[Start of Attachment]

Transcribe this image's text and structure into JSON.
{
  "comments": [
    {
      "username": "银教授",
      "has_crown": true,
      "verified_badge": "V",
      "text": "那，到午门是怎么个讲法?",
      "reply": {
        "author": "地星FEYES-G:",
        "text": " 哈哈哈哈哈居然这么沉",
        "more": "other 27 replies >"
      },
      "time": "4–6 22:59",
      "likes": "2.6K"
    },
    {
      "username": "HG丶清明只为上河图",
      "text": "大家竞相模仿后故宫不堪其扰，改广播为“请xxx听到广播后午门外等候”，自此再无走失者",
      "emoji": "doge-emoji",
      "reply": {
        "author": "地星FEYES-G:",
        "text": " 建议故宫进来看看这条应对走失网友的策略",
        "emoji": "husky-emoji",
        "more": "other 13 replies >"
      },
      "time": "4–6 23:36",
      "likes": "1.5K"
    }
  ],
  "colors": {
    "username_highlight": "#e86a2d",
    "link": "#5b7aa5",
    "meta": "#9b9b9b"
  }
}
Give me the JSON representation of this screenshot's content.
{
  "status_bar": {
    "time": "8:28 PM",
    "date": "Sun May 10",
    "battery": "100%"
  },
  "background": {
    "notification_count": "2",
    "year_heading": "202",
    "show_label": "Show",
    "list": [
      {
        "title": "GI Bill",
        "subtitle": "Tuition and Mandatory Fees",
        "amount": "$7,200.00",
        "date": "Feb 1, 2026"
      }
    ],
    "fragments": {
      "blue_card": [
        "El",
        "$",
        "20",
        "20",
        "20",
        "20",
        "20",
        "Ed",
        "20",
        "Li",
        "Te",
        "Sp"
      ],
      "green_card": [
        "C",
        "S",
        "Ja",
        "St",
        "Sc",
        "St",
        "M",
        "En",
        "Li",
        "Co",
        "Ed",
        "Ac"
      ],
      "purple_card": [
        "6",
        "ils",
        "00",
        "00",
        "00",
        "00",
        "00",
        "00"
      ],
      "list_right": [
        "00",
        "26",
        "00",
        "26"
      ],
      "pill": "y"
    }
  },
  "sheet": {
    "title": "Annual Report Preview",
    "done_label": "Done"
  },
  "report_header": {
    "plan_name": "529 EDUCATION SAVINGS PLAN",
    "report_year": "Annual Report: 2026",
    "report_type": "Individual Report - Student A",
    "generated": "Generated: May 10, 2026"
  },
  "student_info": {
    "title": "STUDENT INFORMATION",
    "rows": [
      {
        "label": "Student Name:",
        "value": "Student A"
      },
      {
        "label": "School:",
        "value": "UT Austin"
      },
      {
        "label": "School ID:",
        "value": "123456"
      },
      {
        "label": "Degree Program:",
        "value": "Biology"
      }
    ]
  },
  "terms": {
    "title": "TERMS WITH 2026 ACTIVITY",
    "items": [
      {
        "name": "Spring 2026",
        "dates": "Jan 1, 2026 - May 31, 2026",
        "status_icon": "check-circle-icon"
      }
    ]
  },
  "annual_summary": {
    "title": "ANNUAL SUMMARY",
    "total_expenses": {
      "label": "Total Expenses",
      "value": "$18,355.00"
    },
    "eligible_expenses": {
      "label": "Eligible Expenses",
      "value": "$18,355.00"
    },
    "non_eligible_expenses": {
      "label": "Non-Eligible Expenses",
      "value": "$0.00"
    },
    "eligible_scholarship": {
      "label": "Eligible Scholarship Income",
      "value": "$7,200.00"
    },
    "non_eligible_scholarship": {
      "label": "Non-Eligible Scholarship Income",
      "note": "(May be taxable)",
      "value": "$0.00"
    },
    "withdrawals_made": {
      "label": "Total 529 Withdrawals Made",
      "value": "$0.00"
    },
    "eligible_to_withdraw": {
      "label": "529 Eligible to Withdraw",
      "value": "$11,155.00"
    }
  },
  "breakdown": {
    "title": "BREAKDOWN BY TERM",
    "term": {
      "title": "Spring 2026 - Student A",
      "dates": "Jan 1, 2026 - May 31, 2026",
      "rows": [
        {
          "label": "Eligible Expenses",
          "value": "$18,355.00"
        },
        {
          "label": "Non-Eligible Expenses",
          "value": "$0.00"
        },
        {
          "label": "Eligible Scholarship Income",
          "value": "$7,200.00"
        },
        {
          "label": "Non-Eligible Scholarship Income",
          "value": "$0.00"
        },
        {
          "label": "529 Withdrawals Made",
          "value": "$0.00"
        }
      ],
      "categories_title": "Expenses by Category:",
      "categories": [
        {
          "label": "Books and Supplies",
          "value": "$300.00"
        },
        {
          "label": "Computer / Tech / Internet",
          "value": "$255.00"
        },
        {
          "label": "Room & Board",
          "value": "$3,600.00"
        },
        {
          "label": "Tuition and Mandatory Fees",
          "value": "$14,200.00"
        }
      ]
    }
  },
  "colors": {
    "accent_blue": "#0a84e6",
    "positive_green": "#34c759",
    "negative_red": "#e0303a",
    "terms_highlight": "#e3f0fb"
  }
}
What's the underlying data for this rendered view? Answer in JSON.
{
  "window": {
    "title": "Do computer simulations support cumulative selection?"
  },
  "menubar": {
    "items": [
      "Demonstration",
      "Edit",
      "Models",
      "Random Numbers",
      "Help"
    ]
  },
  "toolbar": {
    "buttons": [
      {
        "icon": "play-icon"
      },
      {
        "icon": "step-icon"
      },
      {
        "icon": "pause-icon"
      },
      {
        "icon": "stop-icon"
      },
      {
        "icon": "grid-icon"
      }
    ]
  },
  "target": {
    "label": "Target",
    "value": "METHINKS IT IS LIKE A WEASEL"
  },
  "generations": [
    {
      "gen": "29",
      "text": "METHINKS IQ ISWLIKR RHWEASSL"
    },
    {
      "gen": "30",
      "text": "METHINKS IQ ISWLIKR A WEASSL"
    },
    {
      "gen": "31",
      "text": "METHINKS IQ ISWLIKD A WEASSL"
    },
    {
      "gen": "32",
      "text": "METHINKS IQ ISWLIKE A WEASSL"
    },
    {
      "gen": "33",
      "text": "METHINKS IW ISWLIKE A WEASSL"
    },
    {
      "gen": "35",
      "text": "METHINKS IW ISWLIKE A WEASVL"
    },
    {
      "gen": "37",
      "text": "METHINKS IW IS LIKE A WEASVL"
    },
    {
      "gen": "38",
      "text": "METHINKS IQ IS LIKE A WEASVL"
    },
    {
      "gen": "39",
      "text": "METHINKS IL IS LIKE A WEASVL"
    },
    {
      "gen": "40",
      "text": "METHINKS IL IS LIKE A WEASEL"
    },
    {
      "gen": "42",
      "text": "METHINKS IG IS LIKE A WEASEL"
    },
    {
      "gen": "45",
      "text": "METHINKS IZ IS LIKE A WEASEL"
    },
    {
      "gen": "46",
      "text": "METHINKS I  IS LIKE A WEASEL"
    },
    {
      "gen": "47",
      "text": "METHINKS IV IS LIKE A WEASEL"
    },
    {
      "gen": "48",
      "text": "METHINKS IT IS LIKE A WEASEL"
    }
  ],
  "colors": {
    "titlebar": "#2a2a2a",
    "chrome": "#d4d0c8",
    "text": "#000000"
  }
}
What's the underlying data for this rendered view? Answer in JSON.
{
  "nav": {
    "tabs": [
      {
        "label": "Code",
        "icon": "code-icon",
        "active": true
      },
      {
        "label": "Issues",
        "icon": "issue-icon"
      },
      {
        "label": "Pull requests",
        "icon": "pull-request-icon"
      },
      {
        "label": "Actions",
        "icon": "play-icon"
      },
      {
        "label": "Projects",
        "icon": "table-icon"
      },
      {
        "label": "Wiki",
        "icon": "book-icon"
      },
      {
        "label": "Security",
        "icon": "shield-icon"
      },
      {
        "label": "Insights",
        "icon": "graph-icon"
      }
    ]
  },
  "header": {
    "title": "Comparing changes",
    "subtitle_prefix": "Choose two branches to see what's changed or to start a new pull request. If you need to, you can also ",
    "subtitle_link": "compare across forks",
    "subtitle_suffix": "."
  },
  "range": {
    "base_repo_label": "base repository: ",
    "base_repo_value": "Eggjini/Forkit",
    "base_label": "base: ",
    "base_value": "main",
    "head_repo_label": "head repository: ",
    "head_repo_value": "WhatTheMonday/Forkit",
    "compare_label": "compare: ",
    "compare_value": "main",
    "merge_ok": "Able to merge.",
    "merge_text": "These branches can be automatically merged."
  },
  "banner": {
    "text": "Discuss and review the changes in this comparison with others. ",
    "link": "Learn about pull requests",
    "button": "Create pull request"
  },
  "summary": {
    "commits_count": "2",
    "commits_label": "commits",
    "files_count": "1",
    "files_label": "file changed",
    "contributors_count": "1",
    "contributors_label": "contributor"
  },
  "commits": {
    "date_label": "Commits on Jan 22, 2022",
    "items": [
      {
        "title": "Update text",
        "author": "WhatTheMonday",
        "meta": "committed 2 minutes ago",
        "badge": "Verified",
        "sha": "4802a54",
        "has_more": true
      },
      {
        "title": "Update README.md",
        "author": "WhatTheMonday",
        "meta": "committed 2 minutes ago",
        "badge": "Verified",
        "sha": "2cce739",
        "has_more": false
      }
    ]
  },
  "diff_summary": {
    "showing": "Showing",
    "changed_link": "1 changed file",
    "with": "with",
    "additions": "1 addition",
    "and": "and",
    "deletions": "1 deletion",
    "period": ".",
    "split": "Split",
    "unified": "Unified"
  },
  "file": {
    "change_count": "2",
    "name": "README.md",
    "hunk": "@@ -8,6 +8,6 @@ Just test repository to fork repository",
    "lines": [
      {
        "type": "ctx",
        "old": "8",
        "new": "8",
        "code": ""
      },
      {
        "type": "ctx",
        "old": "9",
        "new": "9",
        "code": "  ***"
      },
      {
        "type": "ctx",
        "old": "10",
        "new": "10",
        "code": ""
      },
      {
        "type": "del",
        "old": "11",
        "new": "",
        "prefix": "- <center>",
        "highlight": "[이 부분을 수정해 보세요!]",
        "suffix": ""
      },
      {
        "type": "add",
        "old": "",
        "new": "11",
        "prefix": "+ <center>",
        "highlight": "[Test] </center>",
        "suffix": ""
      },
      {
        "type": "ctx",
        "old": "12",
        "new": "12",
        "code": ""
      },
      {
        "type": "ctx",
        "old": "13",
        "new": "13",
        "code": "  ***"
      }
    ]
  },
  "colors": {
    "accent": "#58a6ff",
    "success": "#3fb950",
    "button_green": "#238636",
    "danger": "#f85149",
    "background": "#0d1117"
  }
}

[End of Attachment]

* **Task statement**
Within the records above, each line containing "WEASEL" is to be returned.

* **Exercise solution**
    "value": "METHINKS IT IS LIKE A WEASEL"
      "text": "METHINKS IL IS LIKE A WEASEL"
      "text": "METHINKS IG IS LIKE A WEASEL"
      "text": "METHINKS IZ IS LIKE A WEASEL"
      "text": "METHINKS I  IS LIKE A WEASEL"
      "text": "METHINKS IV IS LIKE A WEASEL"
      "text": "METHINKS IT IS LIKE A WEASEL"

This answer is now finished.